As we learned in class, managing volunteers after a disaster or crisis can be very difficult; where do they sleep, what do they eat, are they a liability, what are their skills, how do they get access to the disaster zone, where do they park? In Harrisburg, we had the same questions for our volunteers: how do we equip our volunteers with the things they need to volunteer for a week?

Regent University Adult College Volunteer

An Operation Blessing volunteer cuts construction debris with a chainsaw. Wearing the right safety equipment is imperative in a disaster zone. Volunteers must be safe while assisting cleanup efforts.

Emergency Management was overwhelmed by the volunteer response, and lacked the structure to handle the logistics for so many people. We offered to help. Operation Blessing saw just over 1,000 volunteers show up our first morning in Harrisburg. We had the structure, materials, and answers. We worked with a local church to provide housing, our mobile kitchen cooked meals, and we used our volunteer forms and organizational systems to manage them safely. We even strategically placed portable bathrooms and water in the disaster zone. These were all management issues we studied in class, and I was watching it happen in the field.

It was amazing to me the level of applicability that our class content complemented my field efforts. It is no surprise that God, our amazing Father, is able to orchestrate such a coincidence. And it is also no surprise that God can use Regent University academics to complement my understanding of volunteer efforts on the ground in Harrisburg, Ill., after a natural disaster.

Regent Adult Education Volunteer Cleanup

Volunteers show up for a day of debris cleanup in Harrisburg, IL. They must first go through a quick orientation so they understand some of the safety rules and volunteer requirements.

Leo Buscaglia said, ” We have very little control over external forces such as tornadoes, earthquakes, floods, disasters, illness and pain. What really matters is the internal force. How do I respond to those disasters?” I would suggest that in addition to our internal response, as Christians, we are a part of God’s larger response to comfort his hurting children.

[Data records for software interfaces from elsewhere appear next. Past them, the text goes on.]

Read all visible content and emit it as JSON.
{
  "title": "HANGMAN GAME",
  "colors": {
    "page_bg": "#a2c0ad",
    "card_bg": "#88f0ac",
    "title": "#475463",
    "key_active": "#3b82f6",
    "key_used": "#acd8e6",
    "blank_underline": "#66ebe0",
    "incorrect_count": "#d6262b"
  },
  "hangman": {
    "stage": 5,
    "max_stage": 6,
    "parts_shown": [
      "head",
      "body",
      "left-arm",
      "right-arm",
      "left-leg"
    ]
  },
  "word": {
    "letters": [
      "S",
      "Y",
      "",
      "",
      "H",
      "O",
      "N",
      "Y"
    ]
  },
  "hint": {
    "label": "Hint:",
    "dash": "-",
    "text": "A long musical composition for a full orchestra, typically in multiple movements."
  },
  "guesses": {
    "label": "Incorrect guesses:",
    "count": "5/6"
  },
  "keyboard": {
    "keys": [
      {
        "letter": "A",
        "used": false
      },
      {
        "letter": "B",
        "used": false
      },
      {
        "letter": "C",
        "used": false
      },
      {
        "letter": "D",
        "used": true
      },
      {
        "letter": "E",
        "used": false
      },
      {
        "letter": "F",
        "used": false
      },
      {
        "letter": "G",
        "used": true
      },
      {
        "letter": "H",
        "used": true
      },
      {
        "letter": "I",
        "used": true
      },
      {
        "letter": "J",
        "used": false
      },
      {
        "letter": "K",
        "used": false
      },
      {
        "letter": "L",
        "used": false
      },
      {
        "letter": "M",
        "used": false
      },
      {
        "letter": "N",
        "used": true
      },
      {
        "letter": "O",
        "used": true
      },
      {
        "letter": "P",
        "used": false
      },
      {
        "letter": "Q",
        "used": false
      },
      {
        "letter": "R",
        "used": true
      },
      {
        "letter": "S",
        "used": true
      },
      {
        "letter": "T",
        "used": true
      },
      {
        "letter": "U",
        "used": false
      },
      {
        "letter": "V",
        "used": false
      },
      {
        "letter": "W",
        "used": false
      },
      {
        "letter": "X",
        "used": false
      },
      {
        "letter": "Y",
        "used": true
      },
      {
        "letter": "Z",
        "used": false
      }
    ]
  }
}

Between the hope I saw in the community, and the things I had learned during that spring semester at Regent, I can safely say that we responded to the Harrisburg tornado as God intended, comforting his hurting children to the best of our abilities.